One thing I’ve noticed, is that welding smoke smells the same in Canada as it does in Zambia, but then I don’t know why it would smell any different. It reminds me of the summer I spent working at an engineering firm in Hamilton and the smoke from the welding would waft into the office from the shop below.

I’ve been spending a lot of time overseeing and helping with the construction of the prototype Mongongo (or Manketti) Nut Cracking machine. I’ll give you a quick overview of the project.

Mongongo is a native nut to this region of Southern Africa. The nut, which is collected from the wild, as well as the oil, is high in vitamin E. The shell is very hard and quite difficult to crack. Elephants love to eat the Mongongo fruit, and the nuts pass through their digestive systems completely unscathed. Traditionally the nut was cracked by smashing it between two rocks. Now this is a very slow process, which is not suitable for commercial production of oil. It was necessary to develop a machine capable of cracking this very hard nut.

The focus for ASNAPP currently is developing the cracking technology, which will help to develop the industry of Mongongo oil production (which will give rural peoples to earn income from collecting wild nuts) which is where I come in as an Engineers without Borders volunteer. I’m using some of the “engineering skills” I have learned both at Centennial College studying Automation and Robotics and at Western studying Integrated Engineering to assist in the development of this machine and also using some of the ideas and concepts of sustainable development and appropriate technologies that I’ve learned in my time/training with EWB to try to ensure that this machine is created in manner that it will be able to be produced and used effectively considering the resources/abilities available in Zambia, and in the communities where it will eventually work. The latter being quite difficult, as I don’t know what resources or abilities are in the communities where this machine will be used. But hopefully in the next few weeks I’ll be finding out. I know, a little late in the process to be doing it, but better late than never.


It's Showtime!!

The show grounds is a flurry of activity. The dirt is being swept up, paint is being applied and all is being made ready. Yes, it’s time for the Zambia Agriculture and Commercial Show! In a few short days, Lusaka city will empty as the entire population converges on the show grounds to see the displays, the cultural shows, taste the food and have fun! (ok maybe not the entire city)

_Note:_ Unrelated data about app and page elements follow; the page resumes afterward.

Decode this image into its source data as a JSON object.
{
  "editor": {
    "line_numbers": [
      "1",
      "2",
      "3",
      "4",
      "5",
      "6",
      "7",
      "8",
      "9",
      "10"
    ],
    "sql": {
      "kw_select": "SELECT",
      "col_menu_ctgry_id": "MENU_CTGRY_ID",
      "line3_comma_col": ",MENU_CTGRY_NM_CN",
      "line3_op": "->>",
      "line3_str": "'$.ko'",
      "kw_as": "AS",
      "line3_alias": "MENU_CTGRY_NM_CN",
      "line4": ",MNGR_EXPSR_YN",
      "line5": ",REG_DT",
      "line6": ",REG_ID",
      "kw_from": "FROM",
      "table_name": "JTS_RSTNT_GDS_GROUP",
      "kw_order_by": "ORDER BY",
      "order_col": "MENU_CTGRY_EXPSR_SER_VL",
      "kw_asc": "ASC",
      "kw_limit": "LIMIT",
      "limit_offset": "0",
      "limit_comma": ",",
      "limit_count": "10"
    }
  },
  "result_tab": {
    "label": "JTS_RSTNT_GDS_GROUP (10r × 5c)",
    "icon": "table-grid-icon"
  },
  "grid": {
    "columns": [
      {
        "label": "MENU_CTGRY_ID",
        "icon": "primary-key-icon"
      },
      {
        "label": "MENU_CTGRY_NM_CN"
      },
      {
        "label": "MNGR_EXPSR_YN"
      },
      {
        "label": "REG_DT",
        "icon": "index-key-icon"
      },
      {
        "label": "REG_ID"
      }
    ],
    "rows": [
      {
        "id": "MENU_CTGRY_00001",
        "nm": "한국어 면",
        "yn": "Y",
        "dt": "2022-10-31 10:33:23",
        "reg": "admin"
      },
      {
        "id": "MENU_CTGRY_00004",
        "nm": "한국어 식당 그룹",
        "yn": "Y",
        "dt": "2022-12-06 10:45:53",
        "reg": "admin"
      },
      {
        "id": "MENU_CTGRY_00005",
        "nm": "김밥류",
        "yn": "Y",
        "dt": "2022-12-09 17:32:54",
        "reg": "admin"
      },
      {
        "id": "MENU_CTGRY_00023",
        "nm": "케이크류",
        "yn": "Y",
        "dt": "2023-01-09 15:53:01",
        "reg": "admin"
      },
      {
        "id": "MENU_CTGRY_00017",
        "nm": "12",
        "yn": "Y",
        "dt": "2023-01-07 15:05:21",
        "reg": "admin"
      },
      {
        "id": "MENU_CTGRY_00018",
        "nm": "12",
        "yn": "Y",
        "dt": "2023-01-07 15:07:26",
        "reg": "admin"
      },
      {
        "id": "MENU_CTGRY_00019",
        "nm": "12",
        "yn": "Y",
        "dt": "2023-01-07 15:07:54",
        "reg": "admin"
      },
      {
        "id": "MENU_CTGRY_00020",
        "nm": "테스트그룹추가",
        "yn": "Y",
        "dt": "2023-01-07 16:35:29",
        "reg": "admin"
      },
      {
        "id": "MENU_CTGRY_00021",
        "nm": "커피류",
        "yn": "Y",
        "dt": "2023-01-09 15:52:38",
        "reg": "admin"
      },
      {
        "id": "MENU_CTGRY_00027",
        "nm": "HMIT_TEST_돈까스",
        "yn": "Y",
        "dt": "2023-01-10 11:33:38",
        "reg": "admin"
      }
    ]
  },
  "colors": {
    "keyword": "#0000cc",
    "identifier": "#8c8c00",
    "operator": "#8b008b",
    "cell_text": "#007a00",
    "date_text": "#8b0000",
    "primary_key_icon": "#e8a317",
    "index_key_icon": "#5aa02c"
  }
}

I took a break from the Mongongo Cracker friday to take a quick trip to the show grounds with Peter, an ASNAPP Staff member and the man who shares his desk with me. We went to check out the preparations being made on the ASNAPP stand in the Organic and Natural Products Pavilion. Work is progressing, and things should be ready by the time the show opens August 3rd. ASNAPP will be exhibiting some of the natural products it is directly promoting, as well as providing a venue for some of the partner natural product producers under ANSAPP’s umbrella, including some farmers/women’s groups.

I’m not sure why, but I’m really excited about the show. I don’t know what I will be doing at the show as far as the ASNAPP stand is concerned but I’m pretty sure that I will be involved in some form, possibly being an ASNAPP rep at the stand as I have learned a fair bit about ASNAPP programs and can talk to people about them. However I still have a Mongongo Cracker to complete and test, and I do still want to get some serious field time in before time runs out. (Which it seems to be doing rather quickly).

I’m going to try and update my blog a bit more frequently over the last month of my placement, so keep an eye open. Leave me some comments so I know who’s reading this, and if you have any questions let me know!